Habitat for Humanity seeks to rezone property

Published 10:06 am Saturday, April 24, 2010

FRANKLIN—A lot on the northern edge of downtown Franklin that’s been vacant for about 10 years could soon be the site of two new homes if Southampton/Franklin Habitat for Humanity gets its way.

Habitat for Humanity — a non-profit agency that provides interest-free loans to people who would not be able to purchase a home — has requested a conditional rezoning of a .48-acre piece of property at Gardner and North Franklin streets. The area is currently zoned for general business and the request is to rezone it to residential.

“We feel like it’s a 50-50 chance it’ll be done,” said Roland Jernigan, a member of the local Habitat for Humanity’s board of directors, who has been working on the project.

The rezoning request is set for public hearing before the Planning Commission at 6 p.m. Thursday, April 29, at City Hall. The Planning Commission will then forward its recommendation to the City Council, which must give final approval.

Donald Goodwin, the city’s director of community development, said homes sat on the lot until they were demolished after the 1999 flood.

“They were really old and had been there for years, probably since the ‘50s or so,” he said.
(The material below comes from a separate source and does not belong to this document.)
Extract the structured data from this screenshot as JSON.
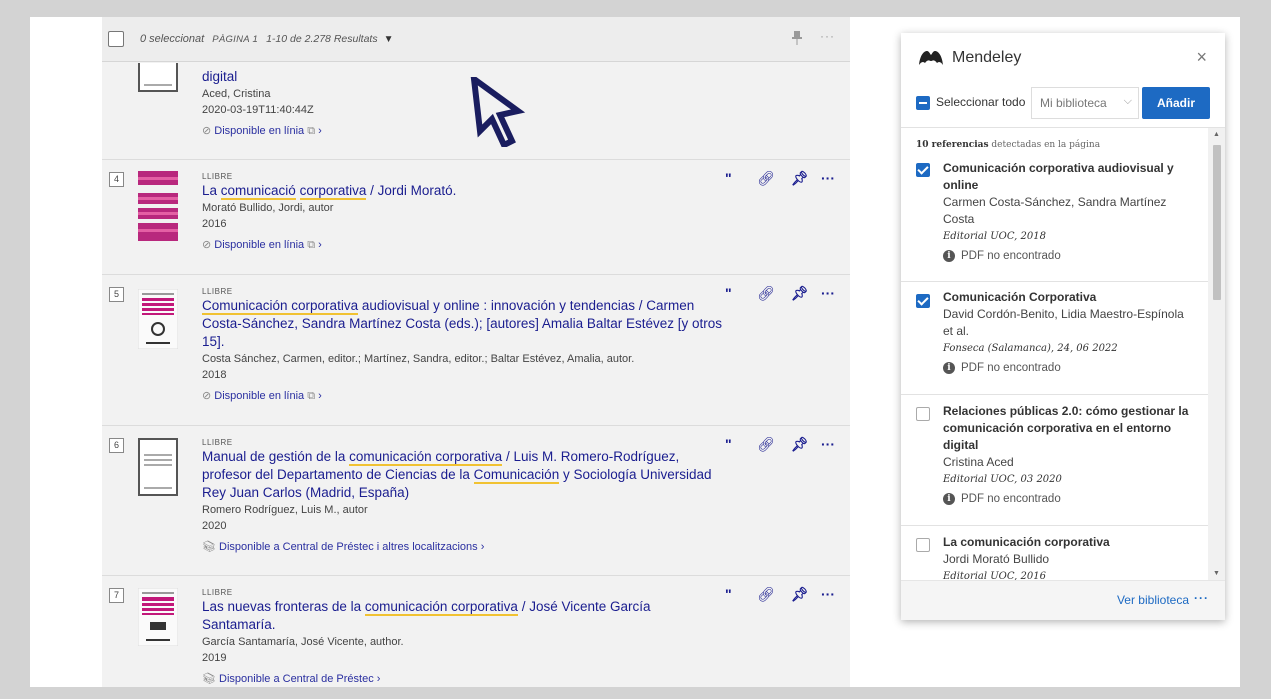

The property was zoned for business, but the homes were “legally nonconforming,” or grandfathered.

“Once they were demolished and removed they couldn’t be put back because the property is (zoned for) business,” Goodwin said. “It’s been vacant ever since.”

Jernigan hopes that will soon change.

“We just hope that the city government feels the same way that we do—that it is a good opportunity for affordable housing,” he said. “These will not be rental properties.”

The property is currently owned by Powell Farms Rentals.

“It’s a gift in-kind from the current owners,” Jernigan said.

He said Habitat is building a home on South High Street this year, and, if this rezoning request is approved, it hopes to build homes on the new lot soon.

“We would hope to build those out in the coming two or three years,” he said.